■ **STUDY MATERIAL**
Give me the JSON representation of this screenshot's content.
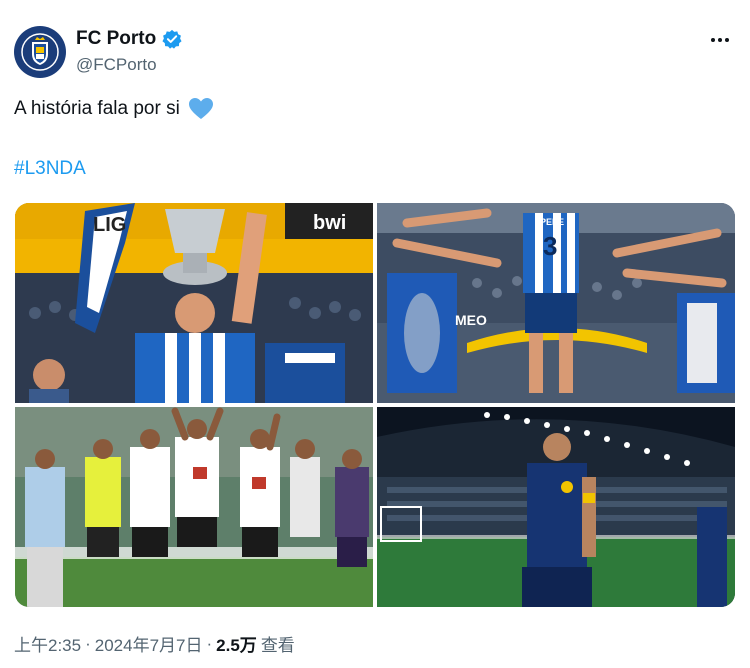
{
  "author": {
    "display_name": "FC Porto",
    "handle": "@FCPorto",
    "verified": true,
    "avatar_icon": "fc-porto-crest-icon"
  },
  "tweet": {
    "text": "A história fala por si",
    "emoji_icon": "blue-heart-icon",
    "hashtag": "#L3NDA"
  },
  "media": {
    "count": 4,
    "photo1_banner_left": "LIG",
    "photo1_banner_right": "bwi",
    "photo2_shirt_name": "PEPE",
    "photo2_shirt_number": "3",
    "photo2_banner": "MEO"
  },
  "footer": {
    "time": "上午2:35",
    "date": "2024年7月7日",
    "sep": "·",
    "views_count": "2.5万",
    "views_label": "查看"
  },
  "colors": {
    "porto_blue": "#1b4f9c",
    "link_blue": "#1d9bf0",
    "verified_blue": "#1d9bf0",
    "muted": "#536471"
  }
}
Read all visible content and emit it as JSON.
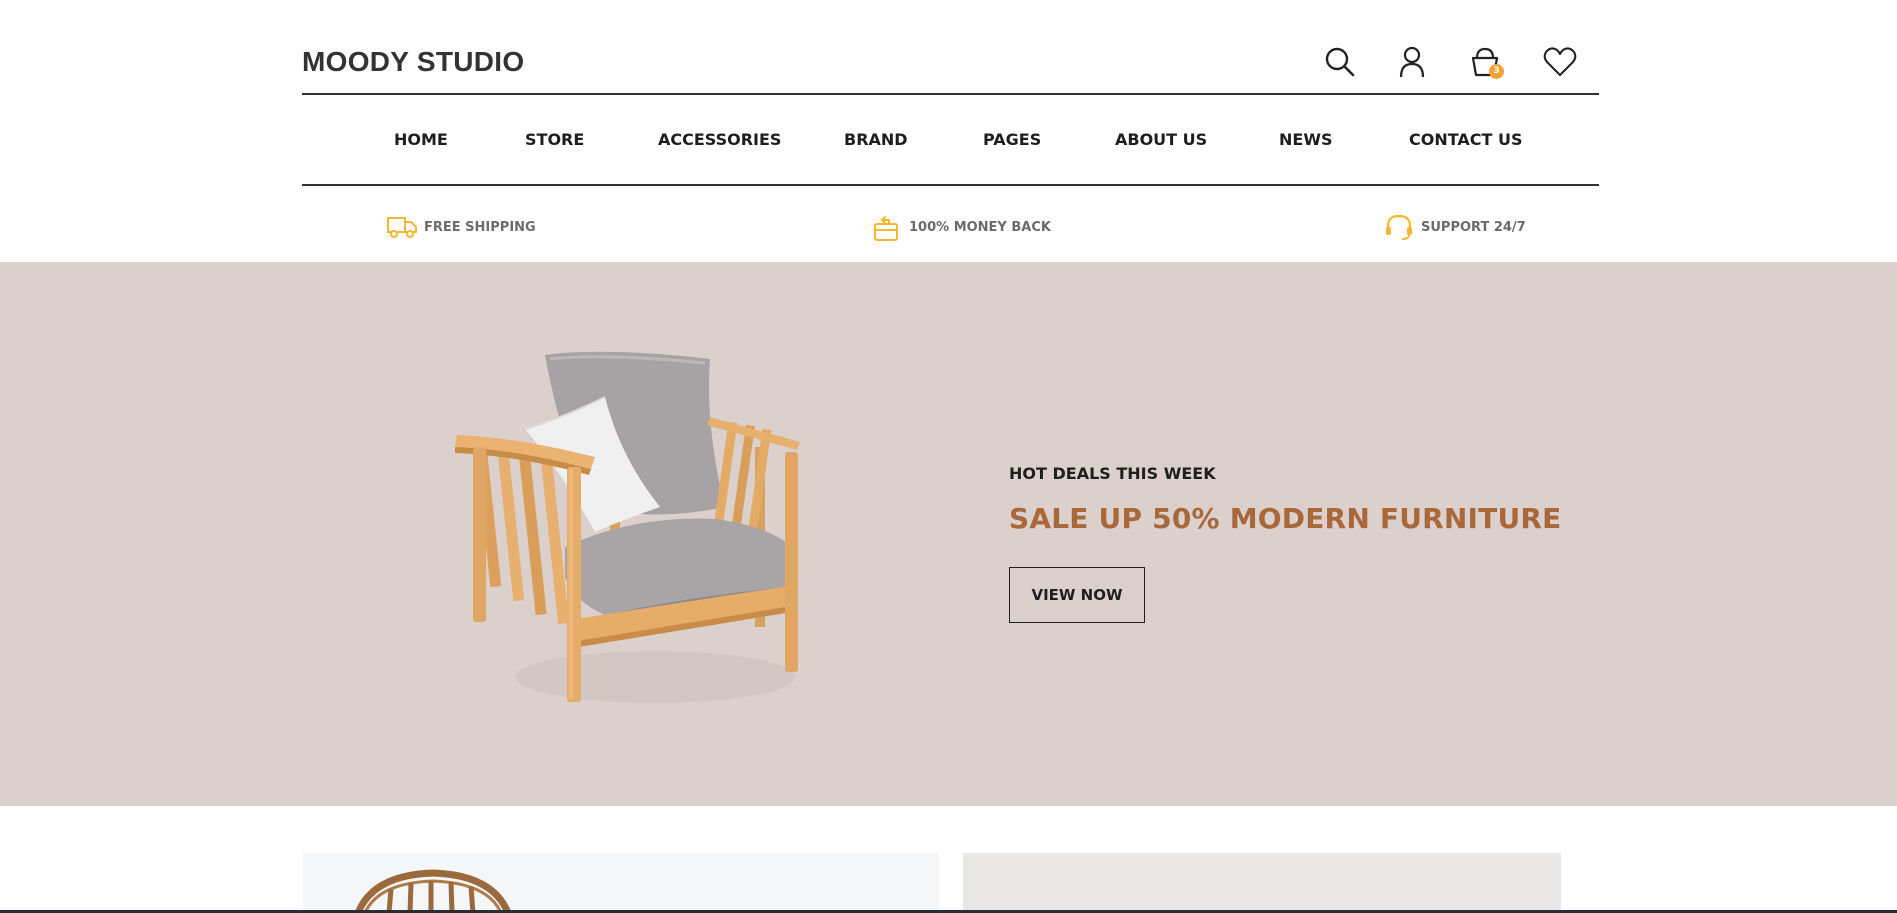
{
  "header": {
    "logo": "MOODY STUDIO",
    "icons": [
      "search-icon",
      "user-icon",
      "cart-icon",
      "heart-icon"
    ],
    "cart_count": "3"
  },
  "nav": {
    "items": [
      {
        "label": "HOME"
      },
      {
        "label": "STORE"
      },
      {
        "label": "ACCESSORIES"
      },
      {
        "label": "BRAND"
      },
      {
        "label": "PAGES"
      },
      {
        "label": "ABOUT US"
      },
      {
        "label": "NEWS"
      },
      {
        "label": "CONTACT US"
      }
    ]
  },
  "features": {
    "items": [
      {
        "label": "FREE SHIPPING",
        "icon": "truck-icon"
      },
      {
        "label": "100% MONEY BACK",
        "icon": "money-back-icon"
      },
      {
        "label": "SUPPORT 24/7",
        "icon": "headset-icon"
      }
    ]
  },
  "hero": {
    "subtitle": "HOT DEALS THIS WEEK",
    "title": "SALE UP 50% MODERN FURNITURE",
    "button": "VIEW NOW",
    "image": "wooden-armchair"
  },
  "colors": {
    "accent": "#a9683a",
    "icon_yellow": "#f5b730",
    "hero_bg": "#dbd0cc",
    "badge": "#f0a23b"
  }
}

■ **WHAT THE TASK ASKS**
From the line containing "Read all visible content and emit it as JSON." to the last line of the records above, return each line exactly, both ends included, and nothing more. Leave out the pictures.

■ **ANSWER SECTION**
Read all visible content and emit it as JSON.
{
  "header": {
    "logo": "MOODY STUDIO",
    "icons": [
      "search-icon",
      "user-icon",
      "cart-icon",
      "heart-icon"
    ],
    "cart_count": "3"
  },
  "nav": {
    "items": [
      {
        "label": "HOME"
      },
      {
        "label": "STORE"
      },
      {
        "label": "ACCESSORIES"
      },
      {
        "label": "BRAND"
      },
      {
        "label": "PAGES"
      },
      {
        "label": "ABOUT US"
      },
      {
        "label": "NEWS"
      },
      {
        "label": "CONTACT US"
      }
    ]
  },
  "features": {
    "items": [
      {
        "label": "FREE SHIPPING",
        "icon": "truck-icon"
      },
      {
        "label": "100% MONEY BACK",
        "icon": "money-back-icon"
      },
      {
        "label": "SUPPORT 24/7",
        "icon": "headset-icon"
      }
    ]
  },
  "hero": {
    "subtitle": "HOT DEALS THIS WEEK",
    "title": "SALE UP 50% MODERN FURNITURE",
    "button": "VIEW NOW",
    "image": "wooden-armchair"
  },
  "colors": {
    "accent": "#a9683a",
    "icon_yellow": "#f5b730",
    "hero_bg": "#dbd0cc",
    "badge": "#f0a23b"
  }
}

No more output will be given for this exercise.